During his four years at the University of Florida, I watched Lemmens play with a blue collar mentality. His motor never stopped, especially going against the premier running backs of the SEC.
Given the superior talent that the Gators possessed on their defensive line, Lemmens did not put up incredible statistics as he finished with five career sacks. After playing for the Gators, he was briefly apart of the Arizona Cardinals training camp last season.
But at 6’3, 250 pounds, Lemmens' speed off the edge could be vital for the Alouettes pass rush. There is no question that the open spot once occupied by Anwar Stewart is up for grabs. Sure, Daunte Akra would be given first opportunity to fill that void. But Lemmens isn’t afraid to get his nose dirty, and to do what is needed to win each play.
Moreover, the top level coaching he received in Gainesville from the likes of Urban Meyer, Greg Mattison, Teryl Austin, and Dan McCarney all spoke volumes of how hard of a worker he is.
With the defensive line transitioning to the younger horses such as Moton Hopkins and John Bowman, Lemmens could fit in seamlessly into this energetic group.
Morgan is a player that head coach Marc Trestman is familiar with during his time as offensive coordinator at North Carolina State.
Heading into the 2008 NFL draft, Morgan was considered to be one of the premier safeties in the draft, as he was taken by the Kansas City Chiefs in the third round. But it seemed he never felt comfortable playing in the Herm Edwards cover two system. Then after the season, Edwards was fired and replaced by Todd Haley, who brought his own players and different philosophy to the team.
Following the 2009 season Morgan moved on from the Chiefs. In 2010 he had a brief stint with the Indianapolis Colts, and in 2011 he joined the New York Jets practice roster, before surfacing with the Alouettes.
If Morgan is going to play safety, could he supplant Etienne Boulay? Recently, this position has been occupied by a non-import as prior to Boulay; it was Matt Proulx who was the starter. It would be awfully tough decision for the organization if Morgan has a solid camp.
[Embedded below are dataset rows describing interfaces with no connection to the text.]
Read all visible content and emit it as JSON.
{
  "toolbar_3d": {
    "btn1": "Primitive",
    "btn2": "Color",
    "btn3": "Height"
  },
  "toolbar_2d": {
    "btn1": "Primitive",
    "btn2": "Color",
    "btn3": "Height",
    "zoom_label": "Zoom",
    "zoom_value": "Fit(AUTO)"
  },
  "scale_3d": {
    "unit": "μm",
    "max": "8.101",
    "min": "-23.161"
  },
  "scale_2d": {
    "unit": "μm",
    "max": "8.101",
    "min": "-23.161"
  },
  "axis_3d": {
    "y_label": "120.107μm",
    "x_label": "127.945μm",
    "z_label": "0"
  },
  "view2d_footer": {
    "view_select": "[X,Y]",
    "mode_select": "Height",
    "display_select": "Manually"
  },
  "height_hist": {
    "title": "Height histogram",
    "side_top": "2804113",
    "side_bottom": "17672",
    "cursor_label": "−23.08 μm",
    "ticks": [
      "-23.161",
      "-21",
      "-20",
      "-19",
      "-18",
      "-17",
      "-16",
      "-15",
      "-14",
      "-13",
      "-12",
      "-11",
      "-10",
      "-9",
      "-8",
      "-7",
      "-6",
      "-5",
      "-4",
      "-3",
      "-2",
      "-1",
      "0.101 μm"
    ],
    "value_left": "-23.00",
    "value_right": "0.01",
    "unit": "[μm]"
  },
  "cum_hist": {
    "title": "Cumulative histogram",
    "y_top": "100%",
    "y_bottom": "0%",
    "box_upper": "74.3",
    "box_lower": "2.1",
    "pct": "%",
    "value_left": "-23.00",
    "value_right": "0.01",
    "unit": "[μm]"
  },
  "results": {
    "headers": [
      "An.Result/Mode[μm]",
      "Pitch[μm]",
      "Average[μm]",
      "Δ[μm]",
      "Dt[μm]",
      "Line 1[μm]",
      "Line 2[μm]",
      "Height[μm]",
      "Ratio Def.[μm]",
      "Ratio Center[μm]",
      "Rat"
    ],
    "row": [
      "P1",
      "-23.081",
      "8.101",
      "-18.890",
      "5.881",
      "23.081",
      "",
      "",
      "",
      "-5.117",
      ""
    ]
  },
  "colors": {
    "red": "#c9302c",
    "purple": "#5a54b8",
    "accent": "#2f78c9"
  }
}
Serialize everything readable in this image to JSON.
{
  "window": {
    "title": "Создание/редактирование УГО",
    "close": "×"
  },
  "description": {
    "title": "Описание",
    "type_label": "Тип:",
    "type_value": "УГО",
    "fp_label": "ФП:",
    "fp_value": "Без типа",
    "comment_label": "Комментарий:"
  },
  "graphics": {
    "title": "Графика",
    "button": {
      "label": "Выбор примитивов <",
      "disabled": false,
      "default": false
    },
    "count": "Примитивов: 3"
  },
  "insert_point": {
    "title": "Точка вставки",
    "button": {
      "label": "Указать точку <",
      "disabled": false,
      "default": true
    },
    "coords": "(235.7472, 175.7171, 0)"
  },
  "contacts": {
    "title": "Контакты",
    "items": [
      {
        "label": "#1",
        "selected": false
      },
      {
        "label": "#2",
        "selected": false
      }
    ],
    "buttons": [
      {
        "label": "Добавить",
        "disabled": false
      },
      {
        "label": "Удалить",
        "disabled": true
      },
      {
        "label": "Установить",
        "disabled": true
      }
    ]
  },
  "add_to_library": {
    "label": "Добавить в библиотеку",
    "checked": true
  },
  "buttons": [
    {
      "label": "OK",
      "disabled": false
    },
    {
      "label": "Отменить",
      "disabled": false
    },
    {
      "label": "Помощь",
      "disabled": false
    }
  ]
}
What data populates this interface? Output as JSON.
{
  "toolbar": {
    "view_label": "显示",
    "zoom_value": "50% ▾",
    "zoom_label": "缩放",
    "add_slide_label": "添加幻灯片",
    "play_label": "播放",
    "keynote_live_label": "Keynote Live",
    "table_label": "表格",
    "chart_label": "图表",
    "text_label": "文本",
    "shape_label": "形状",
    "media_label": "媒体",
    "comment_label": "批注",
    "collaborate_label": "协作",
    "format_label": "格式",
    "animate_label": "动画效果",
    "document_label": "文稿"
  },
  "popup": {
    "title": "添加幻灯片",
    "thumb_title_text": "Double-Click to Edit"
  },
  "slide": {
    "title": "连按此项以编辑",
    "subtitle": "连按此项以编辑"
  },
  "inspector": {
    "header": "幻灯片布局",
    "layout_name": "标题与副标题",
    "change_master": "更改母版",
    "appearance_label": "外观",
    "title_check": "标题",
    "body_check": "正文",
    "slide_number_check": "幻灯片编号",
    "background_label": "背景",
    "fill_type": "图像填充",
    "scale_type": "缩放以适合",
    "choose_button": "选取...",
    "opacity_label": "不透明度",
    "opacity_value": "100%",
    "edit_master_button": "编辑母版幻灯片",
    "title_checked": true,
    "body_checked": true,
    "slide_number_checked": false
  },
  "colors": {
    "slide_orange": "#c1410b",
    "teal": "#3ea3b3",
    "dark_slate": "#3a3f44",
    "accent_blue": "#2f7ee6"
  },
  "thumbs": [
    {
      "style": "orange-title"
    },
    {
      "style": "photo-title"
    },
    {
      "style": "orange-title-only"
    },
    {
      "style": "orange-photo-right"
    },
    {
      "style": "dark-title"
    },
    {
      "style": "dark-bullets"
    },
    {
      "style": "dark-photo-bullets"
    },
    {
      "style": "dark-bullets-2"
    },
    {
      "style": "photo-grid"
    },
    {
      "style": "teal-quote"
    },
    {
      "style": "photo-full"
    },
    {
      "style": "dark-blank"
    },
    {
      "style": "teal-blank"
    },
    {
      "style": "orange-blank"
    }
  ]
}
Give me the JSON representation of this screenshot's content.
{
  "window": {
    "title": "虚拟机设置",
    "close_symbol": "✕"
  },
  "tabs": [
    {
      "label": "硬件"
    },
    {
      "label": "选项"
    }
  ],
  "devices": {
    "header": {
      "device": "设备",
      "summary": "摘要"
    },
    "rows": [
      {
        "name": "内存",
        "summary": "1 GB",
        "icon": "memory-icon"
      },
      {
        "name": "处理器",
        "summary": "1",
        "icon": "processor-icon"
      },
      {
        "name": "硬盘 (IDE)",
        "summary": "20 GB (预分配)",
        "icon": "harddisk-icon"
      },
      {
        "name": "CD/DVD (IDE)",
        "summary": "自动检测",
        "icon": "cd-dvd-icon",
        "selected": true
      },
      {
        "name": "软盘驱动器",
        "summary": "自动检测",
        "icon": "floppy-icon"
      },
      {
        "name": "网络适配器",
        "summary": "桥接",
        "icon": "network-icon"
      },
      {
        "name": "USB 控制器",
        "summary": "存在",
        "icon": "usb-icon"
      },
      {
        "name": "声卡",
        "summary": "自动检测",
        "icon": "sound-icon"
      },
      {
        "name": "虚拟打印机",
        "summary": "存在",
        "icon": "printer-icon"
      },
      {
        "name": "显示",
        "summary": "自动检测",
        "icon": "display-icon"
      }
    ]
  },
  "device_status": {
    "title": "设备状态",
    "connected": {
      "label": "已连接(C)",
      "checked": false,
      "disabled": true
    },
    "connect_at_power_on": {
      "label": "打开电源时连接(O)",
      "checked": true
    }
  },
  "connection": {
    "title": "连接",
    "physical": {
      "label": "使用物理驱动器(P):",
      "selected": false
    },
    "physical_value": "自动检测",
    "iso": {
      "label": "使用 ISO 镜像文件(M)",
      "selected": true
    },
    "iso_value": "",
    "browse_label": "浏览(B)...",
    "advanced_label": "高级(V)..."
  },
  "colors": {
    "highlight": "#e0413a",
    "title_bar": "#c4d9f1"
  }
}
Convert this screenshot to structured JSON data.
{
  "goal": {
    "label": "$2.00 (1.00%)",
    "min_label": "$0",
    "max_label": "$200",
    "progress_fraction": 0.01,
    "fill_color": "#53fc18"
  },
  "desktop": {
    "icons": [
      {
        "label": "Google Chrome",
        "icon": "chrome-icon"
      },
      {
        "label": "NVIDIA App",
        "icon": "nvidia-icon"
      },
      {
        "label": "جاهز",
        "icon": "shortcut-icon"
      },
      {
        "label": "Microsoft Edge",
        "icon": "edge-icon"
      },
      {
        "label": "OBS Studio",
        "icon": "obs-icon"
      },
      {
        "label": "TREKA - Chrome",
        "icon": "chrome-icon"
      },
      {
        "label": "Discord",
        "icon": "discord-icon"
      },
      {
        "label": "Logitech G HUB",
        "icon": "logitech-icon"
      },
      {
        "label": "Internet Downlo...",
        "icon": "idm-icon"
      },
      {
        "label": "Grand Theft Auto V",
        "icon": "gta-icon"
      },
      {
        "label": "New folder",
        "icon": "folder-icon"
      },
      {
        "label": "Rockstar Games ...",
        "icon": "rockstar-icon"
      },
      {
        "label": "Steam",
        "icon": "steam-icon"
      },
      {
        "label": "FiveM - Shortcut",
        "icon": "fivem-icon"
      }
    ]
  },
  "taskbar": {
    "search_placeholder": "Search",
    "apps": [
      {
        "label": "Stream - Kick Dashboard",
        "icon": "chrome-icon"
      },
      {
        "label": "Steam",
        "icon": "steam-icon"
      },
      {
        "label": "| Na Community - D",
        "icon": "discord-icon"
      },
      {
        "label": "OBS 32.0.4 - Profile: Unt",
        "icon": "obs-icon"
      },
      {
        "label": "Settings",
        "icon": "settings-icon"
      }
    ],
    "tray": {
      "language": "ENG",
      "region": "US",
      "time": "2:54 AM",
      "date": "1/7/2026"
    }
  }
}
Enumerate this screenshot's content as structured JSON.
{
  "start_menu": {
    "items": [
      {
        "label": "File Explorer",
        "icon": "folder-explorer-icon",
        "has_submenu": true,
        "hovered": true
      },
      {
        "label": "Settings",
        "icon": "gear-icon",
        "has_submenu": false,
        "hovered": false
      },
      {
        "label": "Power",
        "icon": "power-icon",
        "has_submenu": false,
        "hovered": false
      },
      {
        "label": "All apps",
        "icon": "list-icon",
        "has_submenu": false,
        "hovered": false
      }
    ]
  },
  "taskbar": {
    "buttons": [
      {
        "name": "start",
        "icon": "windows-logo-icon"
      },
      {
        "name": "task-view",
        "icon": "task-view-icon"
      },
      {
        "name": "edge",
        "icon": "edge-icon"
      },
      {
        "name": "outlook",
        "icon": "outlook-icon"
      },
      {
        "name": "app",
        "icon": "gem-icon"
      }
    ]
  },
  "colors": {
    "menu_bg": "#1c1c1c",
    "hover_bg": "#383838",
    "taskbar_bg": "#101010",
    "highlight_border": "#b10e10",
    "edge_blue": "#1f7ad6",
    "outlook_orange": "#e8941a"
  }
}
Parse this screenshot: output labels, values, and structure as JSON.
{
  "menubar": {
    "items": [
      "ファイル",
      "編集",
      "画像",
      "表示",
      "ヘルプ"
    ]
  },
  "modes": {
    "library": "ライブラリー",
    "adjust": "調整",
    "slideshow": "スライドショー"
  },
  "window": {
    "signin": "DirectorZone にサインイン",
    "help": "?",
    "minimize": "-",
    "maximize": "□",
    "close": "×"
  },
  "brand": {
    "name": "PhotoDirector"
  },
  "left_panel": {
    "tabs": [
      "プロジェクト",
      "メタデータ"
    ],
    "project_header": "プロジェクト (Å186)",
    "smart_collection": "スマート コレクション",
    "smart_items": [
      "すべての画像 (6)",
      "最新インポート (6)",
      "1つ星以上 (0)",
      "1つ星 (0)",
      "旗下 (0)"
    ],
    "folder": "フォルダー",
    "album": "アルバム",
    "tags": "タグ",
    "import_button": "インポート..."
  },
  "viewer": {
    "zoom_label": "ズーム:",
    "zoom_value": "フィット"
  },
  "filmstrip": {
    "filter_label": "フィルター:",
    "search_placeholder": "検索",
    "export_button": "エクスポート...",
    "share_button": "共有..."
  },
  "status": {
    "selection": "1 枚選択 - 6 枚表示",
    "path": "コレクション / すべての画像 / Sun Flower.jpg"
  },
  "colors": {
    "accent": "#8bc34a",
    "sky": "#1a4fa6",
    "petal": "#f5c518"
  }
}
Keep in-mind if he were to become a starter that means the non-import ratio would have to be applied elsewhere.
For Morgan to crack this roster, he would almost assuredly need to make an impact on special teams, and become versatile to play all the positions in the secondary which he did at N.C. State.
Entering the 2011 season the secondary was a group full of depth, and talent, but by the last game of the season it resembled a MASH unit with third stringers on the field.
In the end I give credit to Jim Popp for bringing in two players who have received the highest education of football during their time in school and the NFL. If they could become solid contributors, then Popp has laid a solid foundation for the next generation of players.